|Publisher||University of Glasgow; Glasgow, UK|
This thesis makes a contribution to three areas of sociological thought. First, it is concerned with the elaboration and extension of the political economy approach to migration as it is represented in the work of Stephen Castles and his various co-authors. It suggests that the work of Castles, et al., is relatively silent on the role of the state, and ideological relations in the structuration of migration. In seeking to further refine the political economy framework as it is applied to migration, this thesis draws upon two other sets of literature which, in part, have emerged as counters to some of the more economistic of their formulations. In this light, the second area of sociological literature I draw upon is the recent work on the concepts of free and unfree labour. Finally, this thesis is informed by an analysis of recent debates on the concept of racialization.

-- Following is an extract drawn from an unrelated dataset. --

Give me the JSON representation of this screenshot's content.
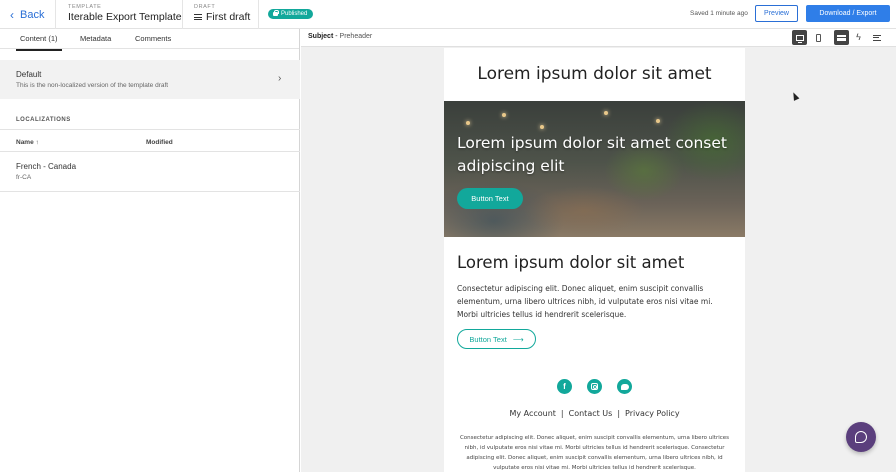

In synthesizing these three strands of sociology, this thesis advances the theoretical claim that political economy oriented theorists should focus on modes of incorporation, or the manner in which foreign-born labour articulates with capital and the state. Within this context, four distinct modes of incorporation under capitalism are identified. These modes of incorporation are designated as: free immigrant labour, unfree immigrant labour, free migrant labour and unfree migrant labour. This thesis suggests that agents are subject to particular modes of incorporation, in part, on the basis on the process of racialization. This thesis uses the cases of late nineteenth and early twentieth century Chinese migration to Canada, and the post-1945 migration of farm labourers, from a number of source countries, including, specifically, the Netherlands, Poland, Germany, and the Caribbean, to the south western Ontario fruit and vegetable industry to highlight the centrality of the state in the process of migration, and the differential modes of incorporation of foreign-born persons into sites in production relations. Furthermore, the process of racialization is seen to have an impact on whether particular groups are allowed entry to a social formation, and upon how they are incorporated into sites in production relations.